A short walk down National Street to 43rd Avenue will reveal what was originally the Union Evangelical Church at 102nd Street, built in 1870 the first church in Corona. The land for the church was donated by Charles Leverich, a wealthy area landowner, who also became instrumental in the church’s success.

A short distance away on 42nd Avenue west of National is a house belonged to Maurice Connolly, Queens Borough President from 1911-1928. Connolly was the youngest and longest serving Queens borough president but fell from power due to a major sewer scandal. The house has been given new beige siding since this photo was taken a few years ago.

Beginning in 1890, the Pioneer Hook and Ladder Volunteer Fire Company operated out of the small peaked building on the right side of this photo that dates back to the civil war era, nearly unrecognizable as a former firehouse today. In 1913, the city of New York took over firefighting services in Corona and built a modern firehouse on 43rd Avenue the next year, between 97th Place and 99th Street, that still stands.


At last week’s public meeting for the two plazas slated for Sunnyside, the Department of Transportation said construction could begin as early as this June. Sunnyside Post says that residents asked for better lighting, wayfinder maps, movable tables and chairs, a colorful concrete surface, planters and artwork in the plaza spaces. They also expressed interest in a space for food vendors to set up directly outside the plazas, which are both located under the elevated 7. The DOT also plans to put down new concrete on the 46th Street plaza to make it completely level.

The DOT will take its proposals to Community Board 2’s Transportation Committee on May 27th. After that, the proposal must be approved by the full board.
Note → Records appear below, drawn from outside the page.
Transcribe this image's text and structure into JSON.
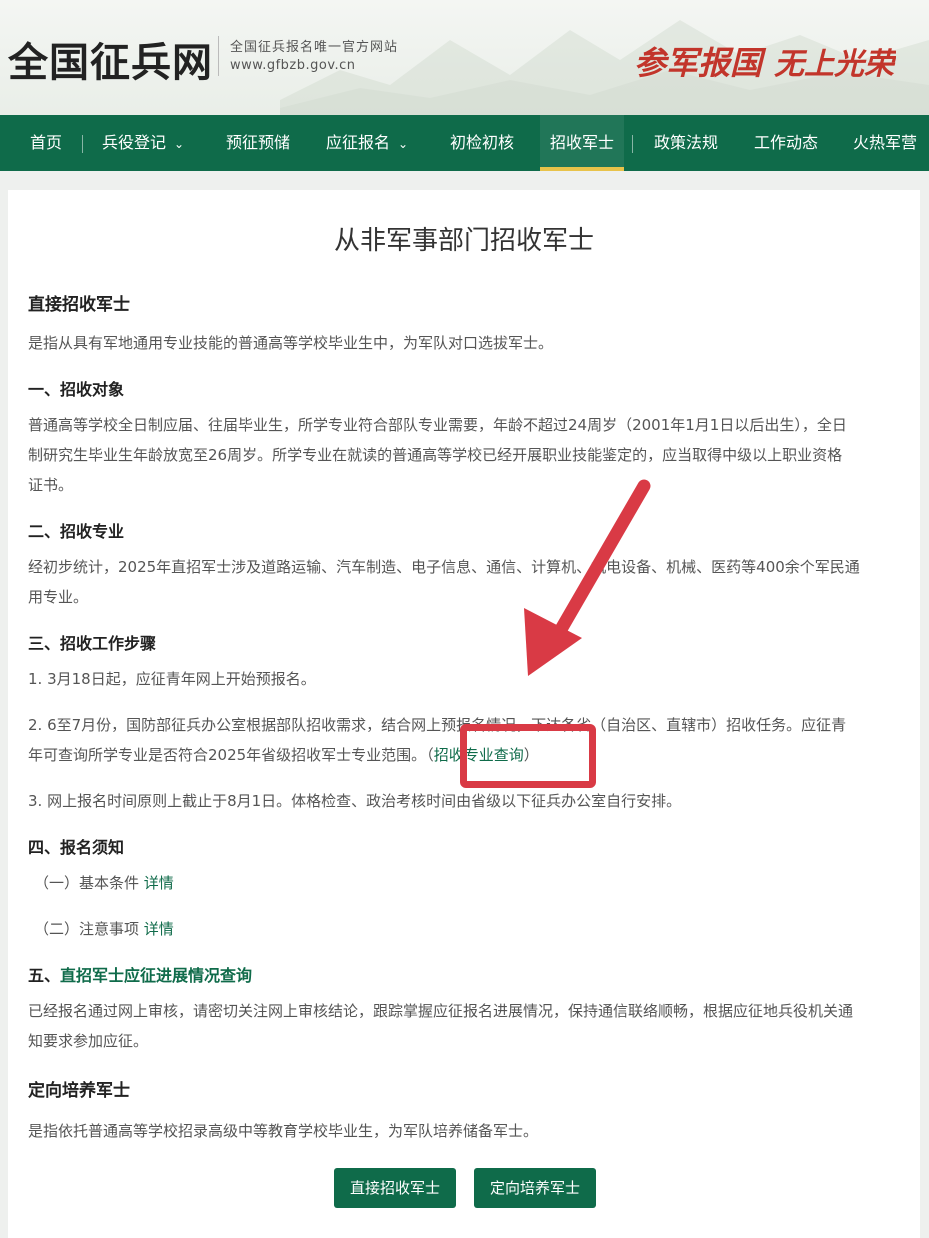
{
  "header": {
    "logo_title": "全国征兵网",
    "logo_sub": "全国征兵报名唯一官方网站",
    "logo_url": "www.gfbzb.gov.cn",
    "slogan_left": "参军报国",
    "slogan_right": "无上光荣"
  },
  "nav": {
    "items": [
      {
        "label": "首页"
      },
      {
        "label": "兵役登记"
      },
      {
        "label": "预征预储"
      },
      {
        "label": "应征报名"
      },
      {
        "label": "初检初核"
      },
      {
        "label": "招收军士"
      },
      {
        "label": "政策法规"
      },
      {
        "label": "工作动态"
      },
      {
        "label": "火热军营"
      }
    ],
    "active_index": 5,
    "accent": "#e8c34a",
    "bg": "#0f6b4a"
  },
  "main": {
    "title": "从非军事部门招收军士",
    "direct": {
      "heading": "直接招收军士",
      "intro": "是指从具有军地通用专业技能的普通高等学校毕业生中，为军队对口选拔军士。",
      "s1_heading": "一、招收对象",
      "s1_line1": "普通高等学校全日制应届、往届毕业生，所学专业符合部队专业需要，年龄不超过24周岁（2001年1月1日以后出生），全日",
      "s1_line2": "制研究生毕业生年龄放宽至26周岁。所学专业在就读的普通高等学校已经开展职业技能鉴定的，应当取得中级以上职业资格",
      "s1_line3": "证书。",
      "s2_heading": "二、招收专业",
      "s2_line1": "经初步统计，2025年直招军士涉及道路运输、汽车制造、电子信息、通信、计算机、机电设备、机械、医药等400余个军民通",
      "s2_line2": "用专业。",
      "s3_heading": "三、招收工作步骤",
      "s3_step1": "1. 3月18日起，应征青年网上开始预报名。",
      "s3_step2_line1": "2. 6至7月份，国防部征兵办公室根据部队招收需求，结合网上预报名情况，下达各省（自治区、直辖市）招收任务。应征青",
      "s3_step2_line2": "年可查询所学专业是否符合2025年省级招收军士专业范围。",
      "s3_step2_paren_open": "（",
      "s3_step2_link": "招收专业查询",
      "s3_step2_paren_close": "）",
      "s3_step3": "3. 网上报名时间原则上截止于8月1日。体格检查、政治考核时间由省级以下征兵办公室自行安排。",
      "s4_heading": "四、报名须知",
      "s4_item1_label": "（一）基本条件",
      "s4_item1_link": "详情",
      "s4_item2_label": "（二）注意事项",
      "s4_item2_link": "详情",
      "s5_prefix": "五、",
      "s5_link": "直招军士应征进展情况查询",
      "s5_line1": "已经报名通过网上审核，请密切关注网上审核结论，跟踪掌握应征报名进展情况，保持通信联络顺畅，根据应征地兵役机关通",
      "s5_line2": "知要求参加应征。"
    },
    "directed": {
      "heading": "定向培养军士",
      "intro": "是指依托普通高等学校招录高级中等教育学校毕业生，为军队培养储备军士。"
    },
    "buttons": {
      "direct": "直接招收军士",
      "directed": "定向培养军士"
    }
  },
  "annotation_color": "#d93a45"
}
Then hopefully construction will start up this summer!

Construction on Sunnyside’s Public Plazas Expected to Begin in June [Sunnyside Post]
A Public Plaza Workshop Scheduled in Sunnyside This Week [Q’Stoner]
Two Public Plazas Coming to Sunnyside [Q’Stoner]


This Sunday, May 4th Queens Council Members and community groups are participating in the annual Jane’s Walk event, which is a weekend of free, locally led walking tours inspired by Jane Jacobs. Council Member Julissa Ferreras, Council Member Daniel Dromm and DOT Community Coordinator Andrew Ronan will help lead walks through three Queens plazas to highlight local history and civic engagement in the DOT plaza program. They will be joined by plaza partners like SUKHI NY, Friends of Diversity Plaza, Jackson Heights Green Alliance, Queens Economic Development Corporation and Queens Museum.

Here’s the schedule for the day. At 11 am, everyone will meet at the south entrance of the 90th Street/Elmhurst Avenue 7 Train station for an introduction to the Neighborhood Plaza Partnership. A tour of Corona Plaza (103rd Street and Roosevelt Avenue) will happen at 11:30 am, and Council Member Julissa Ferreras will speak. 1 pm is the tour of the 78th Street Plaza (34th Avenue and 78th Street), with Andrew Ronan of the DOT. Finally, Council Member Daniel Dromm will lead the 2 pm tour of Diversity Plaza (73rd Street and Broadway). The Diversity Plaza tour will be followed by refreshments. Check out detailed event info here.